> TO DO: Every record below needs to be written out exactly, apart from the pictures.

> PROVIDED INFORMATION:
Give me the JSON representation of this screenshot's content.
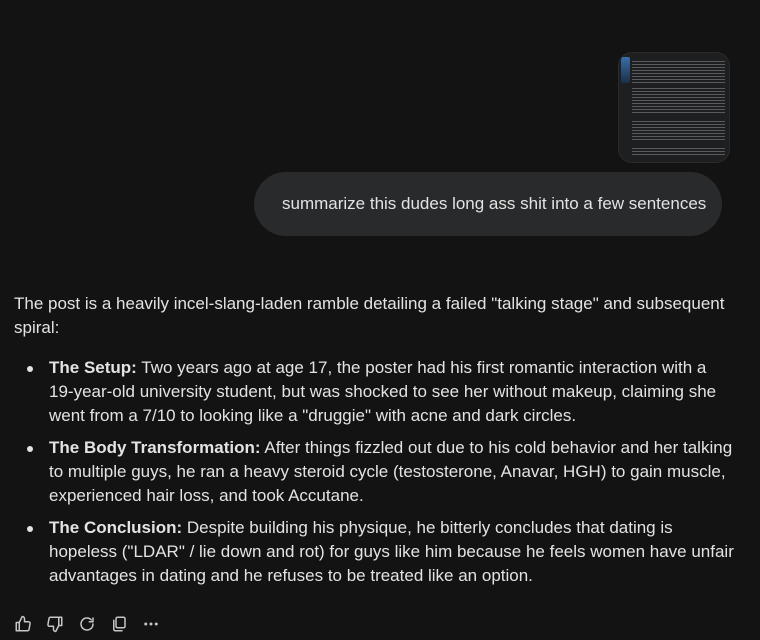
{
  "prompt": {
    "text": "summarize this dudes long ass shit into a few sentences"
  },
  "response": {
    "intro": "The post is a heavily incel-slang-laden ramble detailing a failed \"talking stage\" and subsequent spiral:",
    "bullets": [
      {
        "title": "The Setup:",
        "text": " Two years ago at age 17, the poster had his first romantic interaction with a 19-year-old university student, but was shocked to see her without makeup, claiming she went from a 7/10 to looking like a \"druggie\" with acne and dark circles."
      },
      {
        "title": "The Body Transformation:",
        "text": " After things fizzled out due to his cold behavior and her talking to multiple guys, he ran a heavy steroid cycle (testosterone, Anavar, HGH) to gain muscle, experienced hair loss, and took Accutane."
      },
      {
        "title": "The Conclusion:",
        "text": " Despite building his physique, he bitterly concludes that dating is hopeless (\"LDAR\" / lie down and rot) for guys like him because he feels women have unfair advantages in dating and he refuses to be treated like an option."
      }
    ]
  },
  "actions": [
    {
      "icon": "thumbs-up-icon"
    },
    {
      "icon": "thumbs-down-icon"
    },
    {
      "icon": "redo-icon"
    },
    {
      "icon": "copy-icon"
    },
    {
      "icon": "more-options-icon"
    }
  ],
  "colors": {
    "background": "#131313",
    "bubble": "#282a2c",
    "text": "#e3e3e3",
    "icon": "#c4c7c5"
  }
}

> RESPONSE AREA:
Give me the JSON representation of this screenshot's content.
{
  "prompt": {
    "text": "summarize this dudes long ass shit into a few sentences"
  },
  "response": {
    "intro": "The post is a heavily incel-slang-laden ramble detailing a failed \"talking stage\" and subsequent spiral:",
    "bullets": [
      {
        "title": "The Setup:",
        "text": " Two years ago at age 17, the poster had his first romantic interaction with a 19-year-old university student, but was shocked to see her without makeup, claiming she went from a 7/10 to looking like a \"druggie\" with acne and dark circles."
      },
      {
        "title": "The Body Transformation:",
        "text": " After things fizzled out due to his cold behavior and her talking to multiple guys, he ran a heavy steroid cycle (testosterone, Anavar, HGH) to gain muscle, experienced hair loss, and took Accutane."
      },
      {
        "title": "The Conclusion:",
        "text": " Despite building his physique, he bitterly concludes that dating is hopeless (\"LDAR\" / lie down and rot) for guys like him because he feels women have unfair advantages in dating and he refuses to be treated like an option."
      }
    ]
  },
  "actions": [
    {
      "icon": "thumbs-up-icon"
    },
    {
      "icon": "thumbs-down-icon"
    },
    {
      "icon": "redo-icon"
    },
    {
      "icon": "copy-icon"
    },
    {
      "icon": "more-options-icon"
    }
  ],
  "colors": {
    "background": "#131313",
    "bubble": "#282a2c",
    "text": "#e3e3e3",
    "icon": "#c4c7c5"
  }
}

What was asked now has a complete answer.